- How do publishers connect to and support a new digital-native audience?
- How can publishing better reflect and speak to the interests and needs of our growingly diverse audience of readers?
- What kinds of programs, awards, and charitable giving can publishers participate in to support their communities and how might that benefit them in the long run?
On May 26 in New York City, the Book Industry Study Group will answer these questions at their “Making Information Pay: Making a Profit by Making a Difference” conference, in which they’ll look more deeply into the importance and benefits of corporate social responsibility.
Through case studies, data, and expert-led group discussions, “MIP: Making a Profit by Making a Diffference” will show how corporate social responsibility can help establish and amplify a brand’s reputation in the eyes of readers and customers to improve the bottom line, while internally improve operational efficiency, reduce a company’s exposure to risk, increase innovation throughout the publishing value chain, and even encourage staff loyalty and engagement.
The main topics to be addressed will be community outreach, content accessibility, customer data security, and diversity. Each session will show how attendees can implement CSR strategies with respect to these issues, and offer publishing-specific CSR practices for reducing costs and risks, gaining competitive advantage, and building their brand.
- John Mutter, Founder and Editor-in-Chief, Shelf Awareness
- Ashley Gordon, founder of Mockingbird Publishing, which works with authors to bring their cause-oriented works to market in a way that benefits the cause, the author and the publisher
- Tzviya Siegman, Digital Book Standards and Capabilities lead, John Wiley & Sons
- Lee Rainie, Director of Internet, Science and Technology Research, Pew Research Center
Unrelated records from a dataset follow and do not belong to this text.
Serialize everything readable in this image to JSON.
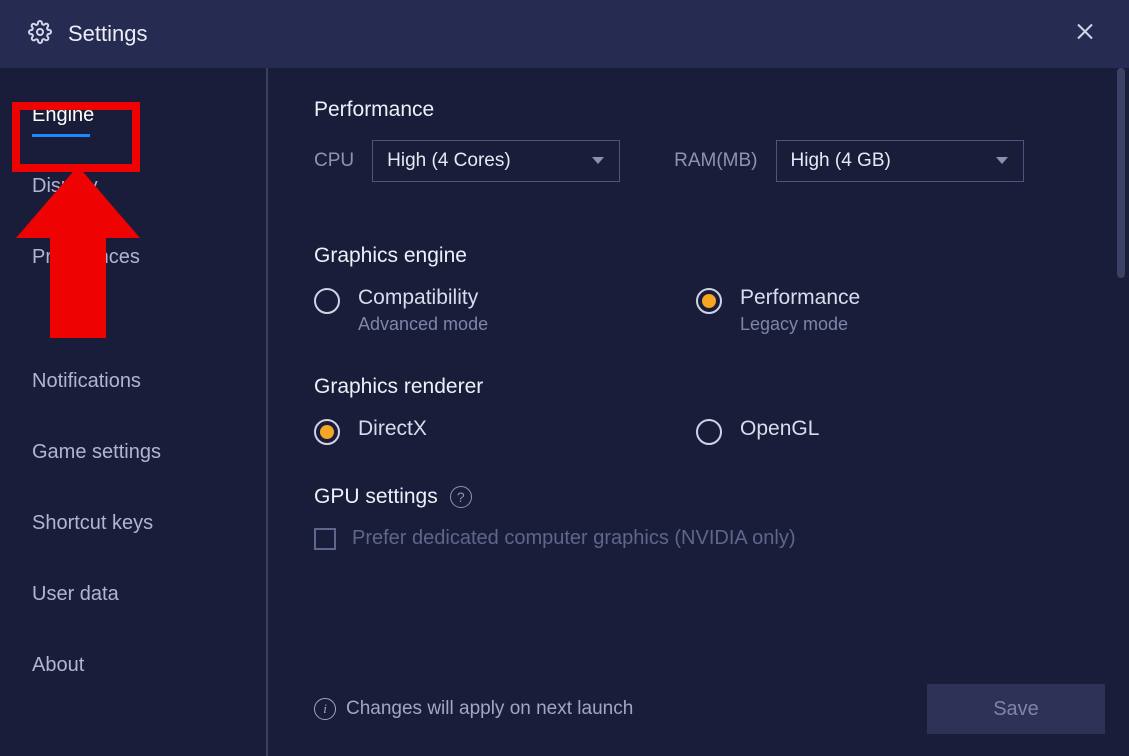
{
  "header": {
    "title": "Settings"
  },
  "sidebar": {
    "items": [
      {
        "label": "Engine",
        "active": true
      },
      {
        "label": "Display",
        "active": false
      },
      {
        "label": "Preferences",
        "active": false
      },
      {
        "label": "",
        "active": false
      },
      {
        "label": "Notifications",
        "active": false
      },
      {
        "label": "Game settings",
        "active": false
      },
      {
        "label": "Shortcut keys",
        "active": false
      },
      {
        "label": "User data",
        "active": false
      },
      {
        "label": "About",
        "active": false
      }
    ]
  },
  "performance": {
    "title": "Performance",
    "cpu_label": "CPU",
    "cpu_value": "High (4 Cores)",
    "ram_label": "RAM(MB)",
    "ram_value": "High (4 GB)"
  },
  "graphics_engine": {
    "title": "Graphics engine",
    "options": [
      {
        "label": "Compatibility",
        "sub": "Advanced mode",
        "checked": false
      },
      {
        "label": "Performance",
        "sub": "Legacy mode",
        "checked": true
      }
    ]
  },
  "graphics_renderer": {
    "title": "Graphics renderer",
    "options": [
      {
        "label": "DirectX",
        "checked": true
      },
      {
        "label": "OpenGL",
        "checked": false
      }
    ]
  },
  "gpu": {
    "title": "GPU settings",
    "checkbox_label": "Prefer dedicated computer graphics (NVIDIA only)",
    "checkbox_checked": false
  },
  "footer": {
    "note": "Changes will apply on next launch",
    "save_label": "Save"
  },
  "annotation": {
    "highlight_target": "sidebar-item-engine",
    "arrow_color": "#ee0202"
  }
}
- Calvin Reid (Publishers Weekly), Jason Low (Lee & Low) and Kempton Mooney (Nielsen), all addressing how diversity is a positive investment for the publishing business.
Publishing Perspectives readers will receive a 10% discount on all tickets with the code: PUBPER10